──────── DATA EXTRACT ────────

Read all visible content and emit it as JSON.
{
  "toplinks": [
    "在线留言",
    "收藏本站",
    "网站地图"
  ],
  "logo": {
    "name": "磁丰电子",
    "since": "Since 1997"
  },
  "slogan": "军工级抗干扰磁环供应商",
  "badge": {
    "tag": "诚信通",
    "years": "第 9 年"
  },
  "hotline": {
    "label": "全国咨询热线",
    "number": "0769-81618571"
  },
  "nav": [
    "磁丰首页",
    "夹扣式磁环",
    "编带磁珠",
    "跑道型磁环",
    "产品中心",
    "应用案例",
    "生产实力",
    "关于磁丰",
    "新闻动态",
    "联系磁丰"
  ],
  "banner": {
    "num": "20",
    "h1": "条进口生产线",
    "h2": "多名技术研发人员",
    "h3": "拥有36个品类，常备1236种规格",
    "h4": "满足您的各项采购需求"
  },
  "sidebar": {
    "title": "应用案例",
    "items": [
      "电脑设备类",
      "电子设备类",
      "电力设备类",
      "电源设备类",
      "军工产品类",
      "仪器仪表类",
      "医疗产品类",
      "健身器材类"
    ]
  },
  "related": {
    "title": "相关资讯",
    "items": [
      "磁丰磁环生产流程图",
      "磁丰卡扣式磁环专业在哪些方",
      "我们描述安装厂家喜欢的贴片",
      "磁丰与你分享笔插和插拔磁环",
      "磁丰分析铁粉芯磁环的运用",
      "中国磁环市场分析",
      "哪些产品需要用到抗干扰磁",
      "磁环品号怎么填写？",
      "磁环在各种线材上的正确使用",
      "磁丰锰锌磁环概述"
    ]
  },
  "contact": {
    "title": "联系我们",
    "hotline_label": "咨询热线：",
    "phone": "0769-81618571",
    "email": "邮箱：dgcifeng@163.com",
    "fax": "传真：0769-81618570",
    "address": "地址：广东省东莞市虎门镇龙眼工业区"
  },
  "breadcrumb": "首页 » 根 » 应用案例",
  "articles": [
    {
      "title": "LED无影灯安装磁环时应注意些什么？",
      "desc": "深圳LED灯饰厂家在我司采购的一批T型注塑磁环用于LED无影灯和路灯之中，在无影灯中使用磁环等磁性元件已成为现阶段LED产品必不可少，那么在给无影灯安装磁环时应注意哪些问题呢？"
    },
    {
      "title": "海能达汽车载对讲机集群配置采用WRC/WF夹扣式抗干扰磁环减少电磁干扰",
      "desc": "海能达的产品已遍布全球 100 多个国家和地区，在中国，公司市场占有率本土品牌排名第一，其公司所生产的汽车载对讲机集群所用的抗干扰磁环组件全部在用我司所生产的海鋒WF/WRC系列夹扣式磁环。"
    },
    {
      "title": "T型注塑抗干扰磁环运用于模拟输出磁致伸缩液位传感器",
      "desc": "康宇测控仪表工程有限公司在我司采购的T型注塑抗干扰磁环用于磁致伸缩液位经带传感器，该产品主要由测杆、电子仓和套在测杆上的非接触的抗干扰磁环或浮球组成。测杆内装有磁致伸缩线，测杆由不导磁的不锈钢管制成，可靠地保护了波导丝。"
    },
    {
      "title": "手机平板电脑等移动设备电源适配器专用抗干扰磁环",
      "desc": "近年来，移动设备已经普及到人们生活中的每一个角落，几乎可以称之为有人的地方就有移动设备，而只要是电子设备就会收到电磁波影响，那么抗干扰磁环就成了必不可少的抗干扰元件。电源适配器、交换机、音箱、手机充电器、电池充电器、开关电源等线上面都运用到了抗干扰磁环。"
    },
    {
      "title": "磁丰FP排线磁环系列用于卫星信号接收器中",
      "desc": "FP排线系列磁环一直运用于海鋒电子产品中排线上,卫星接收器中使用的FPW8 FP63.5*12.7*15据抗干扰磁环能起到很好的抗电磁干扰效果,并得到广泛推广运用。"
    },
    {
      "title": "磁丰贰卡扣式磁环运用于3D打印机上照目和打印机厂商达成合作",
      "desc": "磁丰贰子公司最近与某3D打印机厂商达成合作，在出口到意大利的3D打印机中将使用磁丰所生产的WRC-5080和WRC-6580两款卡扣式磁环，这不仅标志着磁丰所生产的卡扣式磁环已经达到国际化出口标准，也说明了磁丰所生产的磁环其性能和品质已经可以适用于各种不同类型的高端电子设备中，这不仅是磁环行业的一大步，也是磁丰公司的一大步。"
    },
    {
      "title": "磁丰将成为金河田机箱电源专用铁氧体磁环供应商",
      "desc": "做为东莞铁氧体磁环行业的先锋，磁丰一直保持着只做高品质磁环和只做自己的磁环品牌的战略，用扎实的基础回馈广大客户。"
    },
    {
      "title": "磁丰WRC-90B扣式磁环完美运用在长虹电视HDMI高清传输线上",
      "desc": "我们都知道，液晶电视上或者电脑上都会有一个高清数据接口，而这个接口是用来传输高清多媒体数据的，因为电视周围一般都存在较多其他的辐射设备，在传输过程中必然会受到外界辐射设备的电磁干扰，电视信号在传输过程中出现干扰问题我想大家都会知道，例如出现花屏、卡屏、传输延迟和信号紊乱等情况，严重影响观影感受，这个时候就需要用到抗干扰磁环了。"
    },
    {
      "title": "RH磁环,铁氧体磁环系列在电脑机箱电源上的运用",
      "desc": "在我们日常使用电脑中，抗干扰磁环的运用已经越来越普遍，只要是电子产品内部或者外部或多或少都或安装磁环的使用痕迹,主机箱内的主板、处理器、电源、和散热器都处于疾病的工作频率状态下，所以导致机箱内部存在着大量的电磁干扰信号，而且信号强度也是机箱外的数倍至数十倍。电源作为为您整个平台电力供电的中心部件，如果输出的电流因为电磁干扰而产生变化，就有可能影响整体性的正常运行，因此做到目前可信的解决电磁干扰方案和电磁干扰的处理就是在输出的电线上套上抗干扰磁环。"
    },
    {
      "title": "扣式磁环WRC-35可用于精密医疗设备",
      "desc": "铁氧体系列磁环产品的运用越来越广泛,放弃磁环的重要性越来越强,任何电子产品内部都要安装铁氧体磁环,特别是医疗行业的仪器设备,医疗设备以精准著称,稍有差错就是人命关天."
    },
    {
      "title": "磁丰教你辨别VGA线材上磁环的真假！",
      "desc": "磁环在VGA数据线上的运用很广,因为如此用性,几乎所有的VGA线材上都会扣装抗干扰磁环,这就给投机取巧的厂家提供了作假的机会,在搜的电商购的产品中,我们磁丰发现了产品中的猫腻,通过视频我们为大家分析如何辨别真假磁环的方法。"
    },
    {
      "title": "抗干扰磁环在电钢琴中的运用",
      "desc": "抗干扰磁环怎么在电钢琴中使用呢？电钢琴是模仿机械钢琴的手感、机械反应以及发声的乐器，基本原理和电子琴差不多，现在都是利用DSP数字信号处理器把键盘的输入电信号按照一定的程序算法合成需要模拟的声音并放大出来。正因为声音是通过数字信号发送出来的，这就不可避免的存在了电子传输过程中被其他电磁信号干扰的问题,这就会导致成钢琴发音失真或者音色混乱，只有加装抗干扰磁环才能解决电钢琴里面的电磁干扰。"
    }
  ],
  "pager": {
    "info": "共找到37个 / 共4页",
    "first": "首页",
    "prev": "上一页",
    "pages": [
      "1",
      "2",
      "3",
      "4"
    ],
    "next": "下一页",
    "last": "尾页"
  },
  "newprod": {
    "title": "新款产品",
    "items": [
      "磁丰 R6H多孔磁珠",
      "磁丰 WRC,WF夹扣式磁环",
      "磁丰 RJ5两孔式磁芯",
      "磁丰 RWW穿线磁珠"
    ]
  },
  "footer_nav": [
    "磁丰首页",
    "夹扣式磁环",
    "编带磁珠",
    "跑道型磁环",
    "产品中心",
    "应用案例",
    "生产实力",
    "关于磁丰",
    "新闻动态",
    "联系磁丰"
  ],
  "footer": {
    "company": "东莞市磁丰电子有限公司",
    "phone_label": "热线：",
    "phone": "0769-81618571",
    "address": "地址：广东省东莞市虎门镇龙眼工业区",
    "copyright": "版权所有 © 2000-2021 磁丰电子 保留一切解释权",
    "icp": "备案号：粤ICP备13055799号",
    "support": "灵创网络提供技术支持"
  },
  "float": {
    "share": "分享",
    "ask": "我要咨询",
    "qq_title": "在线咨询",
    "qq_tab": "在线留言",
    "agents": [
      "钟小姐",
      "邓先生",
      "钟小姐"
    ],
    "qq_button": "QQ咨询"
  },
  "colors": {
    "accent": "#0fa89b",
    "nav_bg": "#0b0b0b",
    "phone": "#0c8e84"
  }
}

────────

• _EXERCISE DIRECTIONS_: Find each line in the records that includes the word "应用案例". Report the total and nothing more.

• _YOUR SOLUTION_: 4